This morning, I was proud to make it up the long hill by the vet for the first time, but the steep hill by New Pond Farm still eludes me and places my feet off the pedals and onto the road. But if this hadn’t been the case, I wouldn’t have taken the pictures (below) of the one room schoolhouse from 1789, which made me think of all sorts of other soldiers to be grateful for. (Check out the photo below of a Revolutionary diorama taken during Ridgefield’s 300th anniversary.) On the return trip, I love that hill that I can’t get up – it is a thrill to go down so fast and so far without pedaling! To be honest, I don’t bike for the exercise; that would not get me out of bed when I could lay there listening to the birds chatter and rejoice. No, it is the exhilarating downhill plummet, the rush of wind right through me, the blur of sensations that make me feel free – that’s what I show up for.
My husband does a lot of gardening on Memorial Day weekend, and I often paint. Below is a painting I did in my art journal last year on Memorial Day that I pulled out and looked at, thinking how striking it is that the view from my picnic table looks exactly like that this year as well.
And what else is Memorial Day but the quintessential meal of a burger, with watermelon and chips? Mine was a Boca brand veggie burger on a whole wheat bun with muenster cheese, but my husband prefers a turkey burger. One of his triumphs in life is that he’s gotten me to put mustard and dill relish on mine which I never did before I knew him. Anyway, this meal speaks of Memorial Day as the official start of summer more than any other day on the calendar. And only those my age or older will remember when Memorial Day meant that you could now wear white shoes until Labor Day.
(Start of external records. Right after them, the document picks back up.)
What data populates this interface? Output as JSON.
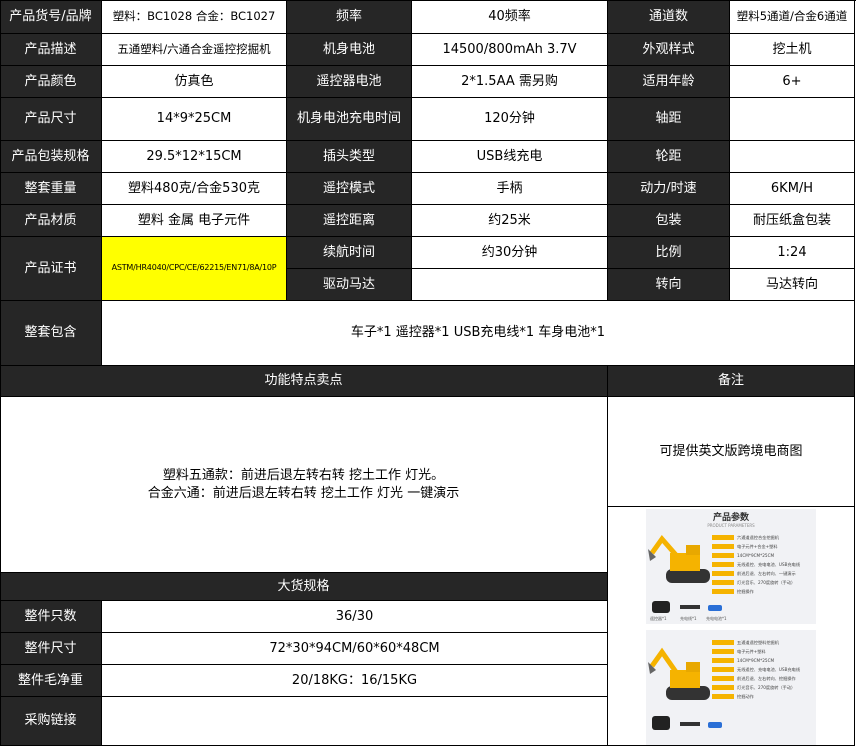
{
  "row1": {
    "product_code_label": "产品货号/品牌",
    "product_code_value": "塑料：BC1028 合金：BC1027",
    "frequency_label": "频率",
    "frequency_value": "40频率",
    "channels_label": "通道数",
    "channels_value": "塑料5通道/合金6通道"
  },
  "row2": {
    "description_label": "产品描述",
    "description_value": "五通塑料/六通合金遥控挖掘机",
    "body_battery_label": "机身电池",
    "body_battery_value": "14500/800mAh 3.7V",
    "appearance_label": "外观样式",
    "appearance_value": "挖土机"
  },
  "row3": {
    "color_label": "产品颜色",
    "color_value": "仿真色",
    "remote_battery_label": "遥控器电池",
    "remote_battery_value": "2*1.5AA 需另购",
    "age_label": "适用年龄",
    "age_value": "6+"
  },
  "row4": {
    "size_label": "产品尺寸",
    "size_value": "14*9*25CM",
    "charge_time_label": "机身电池充电时间",
    "charge_time_value": "120分钟",
    "wheelbase_label": "轴距",
    "wheelbase_value": ""
  },
  "row5": {
    "package_size_label": "产品包装规格",
    "package_size_value": "29.5*12*15CM",
    "plug_label": "插头类型",
    "plug_value": "USB线充电",
    "track_label": "轮距",
    "track_value": ""
  },
  "row6": {
    "weight_label": "整套重量",
    "weight_value": "塑料480克/合金530克",
    "control_mode_label": "遥控模式",
    "control_mode_value": "手柄",
    "power_label": "动力/时速",
    "power_value": "6KM/H"
  },
  "row7": {
    "material_label": "产品材质",
    "material_value": "塑料 金属 电子元件",
    "distance_label": "遥控距离",
    "distance_value": "约25米",
    "packing_label": "包装",
    "packing_value": "耐压纸盒包装"
  },
  "row8": {
    "cert_label": "产品证书",
    "cert_value": "ASTM/HR4040/CPC/CE/62215/EN71/8A/10P",
    "endurance_label": "续航时间",
    "endurance_value": "约30分钟",
    "scale_label": "比例",
    "scale_value": "1:24",
    "motor_label": "驱动马达",
    "motor_value": "",
    "steering_label": "转向",
    "steering_value": "马达转向"
  },
  "contents": {
    "label": "整套包含",
    "value": "车子*1  遥控器*1 USB充电线*1 车身电池*1"
  },
  "features": {
    "header": "功能特点卖点",
    "line1": "塑料五通款：前进后退左转右转 挖土工作 灯光。",
    "line2": "合金六通：前进后退左转右转 挖土工作 灯光 一键演示"
  },
  "remarks": {
    "header": "备注",
    "value": "可提供英文版跨境电商图"
  },
  "bulk": {
    "header": "大货规格",
    "qty_label": "整件只数",
    "qty_value": "36/30",
    "carton_size_label": "整件尺寸",
    "carton_size_value": "72*30*94CM/60*60*48CM",
    "weight_label": "整件毛净重",
    "weight_value": "20/18KG：16/15KG",
    "link_label": "采购链接",
    "link_value": ""
  },
  "poster": {
    "title": "产品参数",
    "subtitle": "PRODUCT PARAMETERS",
    "card1_lines": [
      "六通道遥控合金挖掘机",
      "电子元件+合金+塑料",
      "14CM*9CM*25CM",
      "无线遥控、充电电池、USB充电线",
      "前进后退、左右转向、一键演示",
      "灯光音乐、270度旋转（手动）",
      "挖掘操作"
    ],
    "card2_lines": [
      "五通道遥控塑料挖掘机",
      "电子元件+塑料",
      "14CM*9CM*25CM",
      "无线遥控、充电电池、USB充电线",
      "前进后退、左右转向、挖掘操作",
      "灯光音乐、270度旋转（手动）",
      "挖掘动作"
    ],
    "remote_label": "遥控器*1",
    "charger_label": "充电线*1",
    "battery_label": "充电电池*1",
    "colors": {
      "accent": "#f5b300",
      "card": "#f1f2f5",
      "header_dark": "#262626",
      "cert_bg": "#ffff00"
    }
  }
}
So today I’m just grateful for my world to stop for a moment to feel this deep gratitude for freedom, friends, family, flowers and feathers, harmony and hope. And I thank the soldiers past and present that made it possible, especially since that is one job I personally could not do.